Mortgage rates fell for the sixth consecutive week as a cooling real estate market and weak consumer confidence eliminated inflation concerns, Freddie Mac reported in its weekly mortgage survey.
Freddie Mac said that the 30-year fixed-rate mortgage sank to an average 6.44 percent this week, down from last week’s average of 6.48 percent, and is at its lowest since April 6, 2006, when it averaged 6.43 percent.
The average for the 15-year fixed-rate mortgage also dipped from last week, falling from 6.18 percent to 6.14 percent, and is now at its lowest since the week ending April 6, when it was 6.1 percent.

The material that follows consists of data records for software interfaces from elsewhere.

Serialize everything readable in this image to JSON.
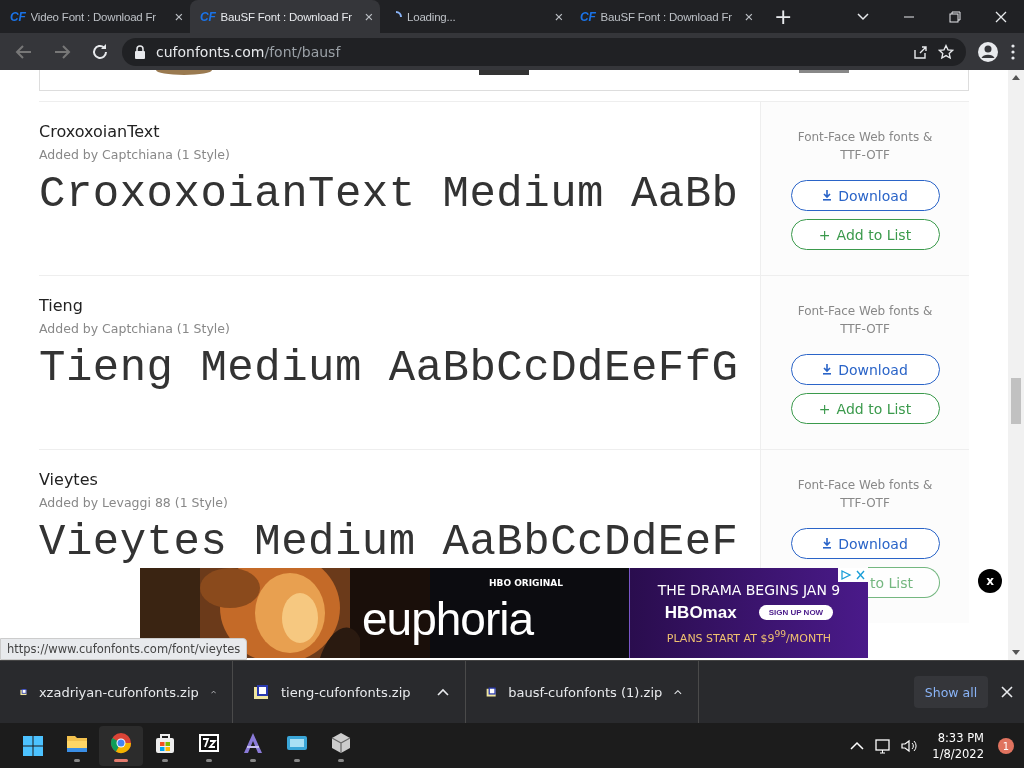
{
  "browser": {
    "tabs": [
      {
        "favicon": "CF",
        "title": "Video Font : Download Fr",
        "close": "×",
        "selected": false,
        "loading": false
      },
      {
        "favicon": "CF",
        "title": "BauSF Font : Download Fr",
        "close": "×",
        "selected": true,
        "loading": false
      },
      {
        "title": "Loading...",
        "close": "×",
        "selected": false,
        "loading": true
      },
      {
        "favicon": "CF",
        "title": "BauSF Font : Download Fr",
        "close": "×",
        "selected": false,
        "loading": false
      }
    ],
    "new_tab": "+",
    "url": {
      "domain": "cufonfonts.com",
      "path": "/font/bausf"
    }
  },
  "fonts": [
    {
      "name": "CroxoxoianText",
      "added_by": "Added by Captchiana (1 Style)",
      "preview": "CroxoxoianText Medium AaBb",
      "formats": "Font-Face Web fonts & TTF-OTF",
      "download": "Download",
      "add_icon": "+",
      "add": "Add to List",
      "covered": false
    },
    {
      "name": "Tieng",
      "added_by": "Added by Captchiana (1 Style)",
      "preview": "Tieng Medium AaBbCcDdEeFfG",
      "formats": "Font-Face Web fonts & TTF-OTF",
      "download": "Download",
      "add_icon": "+",
      "add": "Add to List",
      "covered": false
    },
    {
      "name": "Vieytes",
      "added_by": "Added by Levaggi 88 (1 Style)",
      "preview": "Vieytes Medium AaBbCcDdEeF",
      "formats": "Font-Face Web fonts & TTF-OTF",
      "download": "Download",
      "add": "to List",
      "covered": true
    }
  ],
  "ad": {
    "brand_tag": "HBO ORIGINAL",
    "show": "euphoria",
    "headline": "THE DRAMA BEGINS JAN 9",
    "service": "HBOmax",
    "cta": "SIGN UP NOW",
    "offer": "PLANS START AT $9$^{99}$/MONTH",
    "close": "x"
  },
  "status_url": "https://www.cufonfonts.com/font/vieytes",
  "downloads": {
    "files": [
      "xzadriyan-cufonfonts.zip",
      "tieng-cufonfonts.zip",
      "bausf-cufonfonts (1).zip"
    ],
    "show_all": "Show all"
  },
  "taskbar": {
    "apps": [
      {
        "kind": "start",
        "active": false
      },
      {
        "kind": "explorer",
        "active": false
      },
      {
        "kind": "chrome",
        "active": true
      },
      {
        "kind": "store",
        "active": false
      },
      {
        "kind": "archive",
        "active": false
      },
      {
        "kind": "font",
        "active": false
      },
      {
        "kind": "window",
        "active": false
      },
      {
        "kind": "cube",
        "active": false
      }
    ],
    "time": "8:33 PM",
    "date": "1/8/2022",
    "notifications": "1"
  }
}
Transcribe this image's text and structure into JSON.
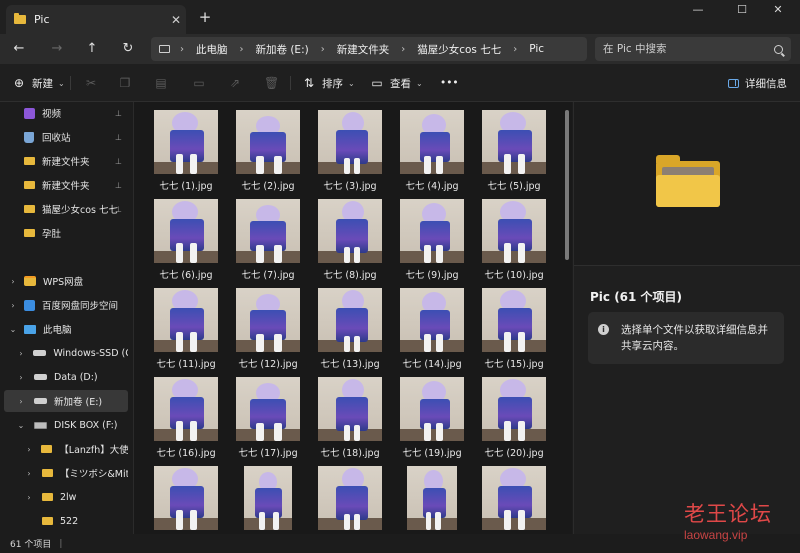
{
  "window": {
    "tab_title": "Pic",
    "tab_close": "✕",
    "new_tab": "+",
    "minimize": "—",
    "maximize": "☐",
    "close": "✕"
  },
  "nav": {
    "back": "←",
    "forward": "→",
    "up": "↑",
    "refresh": "↻",
    "breadcrumbs": [
      "此电脑",
      "新加卷 (E:)",
      "新建文件夹",
      "猫屋少女cos 七七",
      "Pic"
    ],
    "separator": "›",
    "search_placeholder": "在 Pic 中搜索"
  },
  "toolbar": {
    "new_label": "新建",
    "sort_label": "排序",
    "view_label": "查看",
    "more_label": "•••",
    "details_label": "详细信息",
    "caret": "⌄"
  },
  "sidebar": {
    "items": [
      {
        "label": "视频",
        "icon": "video-icon",
        "pinned": true
      },
      {
        "label": "回收站",
        "icon": "recycle-bin-icon",
        "pinned": true
      },
      {
        "label": "新建文件夹",
        "icon": "folder-icon",
        "pinned": true
      },
      {
        "label": "新建文件夹",
        "icon": "folder-icon",
        "pinned": true
      },
      {
        "label": "猫屋少女cos 七七",
        "icon": "folder-icon",
        "pinned": true
      },
      {
        "label": "孕肚",
        "icon": "folder-icon",
        "pinned": false
      },
      {
        "label": "WPS网盘",
        "icon": "wps-cloud-icon",
        "expand": "›"
      },
      {
        "label": "百度网盘同步空间",
        "icon": "baidu-netdisk-icon",
        "expand": "›"
      },
      {
        "label": "此电脑",
        "icon": "this-pc-icon",
        "expand": "⌄"
      },
      {
        "label": "Windows-SSD (C:",
        "icon": "drive-icon",
        "expand": "›"
      },
      {
        "label": "Data (D:)",
        "icon": "drive-icon",
        "expand": "›"
      },
      {
        "label": "新加卷 (E:)",
        "icon": "drive-icon",
        "expand": "›",
        "selected": true
      },
      {
        "label": "DISK BOX (F:)",
        "icon": "usb-drive-icon",
        "expand": "⌄"
      },
      {
        "label": "【Lanzfh】大使3",
        "icon": "folder-icon",
        "expand": "›"
      },
      {
        "label": "【ミツボシ&Mit",
        "icon": "folder-icon",
        "expand": "›"
      },
      {
        "label": "2lw",
        "icon": "folder-icon",
        "expand": "›"
      },
      {
        "label": "522",
        "icon": "folder-icon",
        "expand": ""
      }
    ],
    "pin_glyph": "📌"
  },
  "files": [
    "七七 (1).jpg",
    "七七 (2).jpg",
    "七七 (3).jpg",
    "七七 (4).jpg",
    "七七 (5).jpg",
    "七七 (6).jpg",
    "七七 (7).jpg",
    "七七 (8).jpg",
    "七七 (9).jpg",
    "七七 (10).jpg",
    "七七 (11).jpg",
    "七七 (12).jpg",
    "七七 (13).jpg",
    "七七 (14).jpg",
    "七七 (15).jpg",
    "七七 (16).jpg",
    "七七 (17).jpg",
    "七七 (18).jpg",
    "七七 (19).jpg",
    "七七 (20).jpg",
    "",
    "",
    "",
    "",
    ""
  ],
  "details": {
    "title": "Pic (61 个项目)",
    "info_icon": "i",
    "info_text": "选择单个文件以获取详细信息并共享云内容。"
  },
  "status": {
    "count": "61 个项目",
    "bar": "|"
  },
  "watermark": {
    "cn": "老王论坛",
    "en": "laowang.vip"
  },
  "colors": {
    "accent": "#6aa9e8",
    "folder": "#e7b83c",
    "watermark": "#e04848"
  }
}
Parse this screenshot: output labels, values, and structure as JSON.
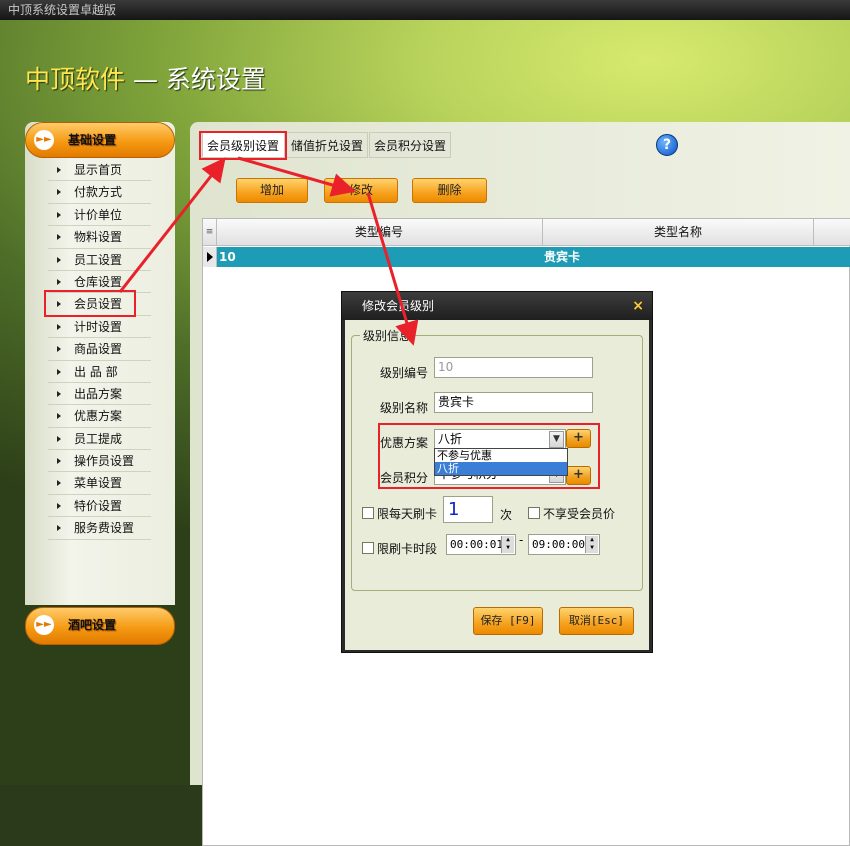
{
  "window": {
    "title": "中顶系统设置卓越版"
  },
  "header": {
    "brand": "中顶软件",
    "suffix": " — 系统设置"
  },
  "sidebar": {
    "section1": "基础设置",
    "section2": "酒吧设置",
    "items": [
      "显示首页",
      "付款方式",
      "计价单位",
      "物料设置",
      "员工设置",
      "仓库设置",
      "会员设置",
      "计时设置",
      "商品设置",
      "出 品 部",
      "出品方案",
      "优惠方案",
      "员工提成",
      "操作员设置",
      "菜单设置",
      "特价设置",
      "服务费设置"
    ]
  },
  "tabs": [
    "会员级别设置",
    "储值折兑设置",
    "会员积分设置"
  ],
  "toolbar": {
    "add": "增加",
    "edit": "修改",
    "delete": "删除"
  },
  "grid": {
    "columns": [
      "类型编号",
      "类型名称"
    ],
    "rows": [
      {
        "code": "10",
        "name": "贵宾卡"
      }
    ]
  },
  "dialog": {
    "title": "修改会员级别",
    "close": "×",
    "group": "级别信息",
    "code_label": "级别编号",
    "code_value": "10",
    "name_label": "级别名称",
    "name_value": "贵宾卡",
    "discount_label": "优惠方案",
    "discount_value": "八折",
    "discount_options": [
      "不参与优惠",
      "八折"
    ],
    "points_label": "会员积分",
    "points_value": "不参与积分",
    "plus": "+",
    "daily_limit_label": "限每天刷卡",
    "daily_limit_value": "1",
    "times_unit": "次",
    "no_member_price_label": "不享受会员价",
    "time_limit_label": "限刷卡时段",
    "time_start": "00:00:01",
    "time_sep": "-",
    "time_end": "09:00:00",
    "save": "保存 [F9]",
    "cancel": "取消[Esc]"
  },
  "colors": {
    "accent": "#f59a13",
    "selection": "#1e9bb5",
    "annotation": "#e8212b"
  }
}
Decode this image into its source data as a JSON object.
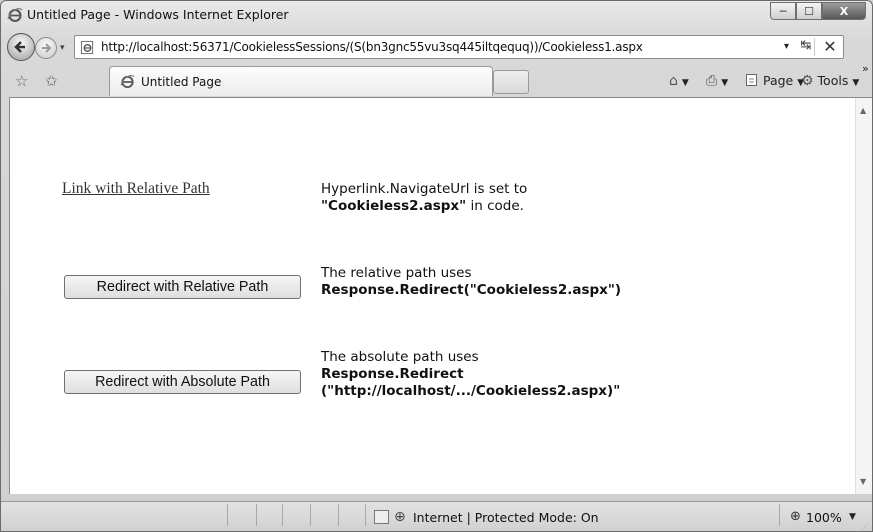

Points, which are fees charged by lenders for loan processing expressed as a percent of the loan, averaged 0.4 on the 30- and 15-year loans.
The five-year Treasury-indexed hybrid adjustable-rate mortgage (ARM) fell to 6.11 percent this week, with an average 0.5 point, down from last week’s rate of 6.14 percent. This is the lowest the five-year ARM has been since March 30, 2006, when it was 6.02 percent.
One-year Treasury-indexed ARMs averaged 5.59 percent this week, with an average 0.7 point, down from last week when they averaged 5.6 percent. This is the lowest the one-year ARM has been since April 6, 2006, when it was 5.57 percent.
“Mortgage rates continued to drift lower this week in large part because of the cooling in the housing market and in consumer confidence, thus giving financial markets reason to believe that economic growth will moderate and inflation will remain in check,” said Frank Nothaft, Freddie Mac vice president and chief economist. “As a matter of fact, the 30-year FRM is nearly 40 basis points lower than its peak of 6.8 percent in July of this year.”
“By some indicators, personal incomes are growing faster than the cost of housing. Combined with the still historically low mortgage rates, this will help to support the housing industry as it levels off from the record highs of the last few years.”
The following is a sampling of Bankrate.com’s average 30-year-mortgage interest rates this week in some U.S. metropolitan areas:
New York – 6.44 percent with 0.21 point
Los Angeles – 6.54 percent with 0.51 point
Chicago – 6.65 percent with 0.08 point
San Francisco – 6.53 percent with 0.31 point
Philadelphia – 6.33 percent with 0.48 point
Detroit – 6.57 percent with 0.03 point
Boston – 6.53 percent with 0.19 point
Houston – 6.5 percent with 0.45 point
Dallas – 6.45 percent with 0.54 point
Washington, D.C. – 6.33 percent with 0.79 point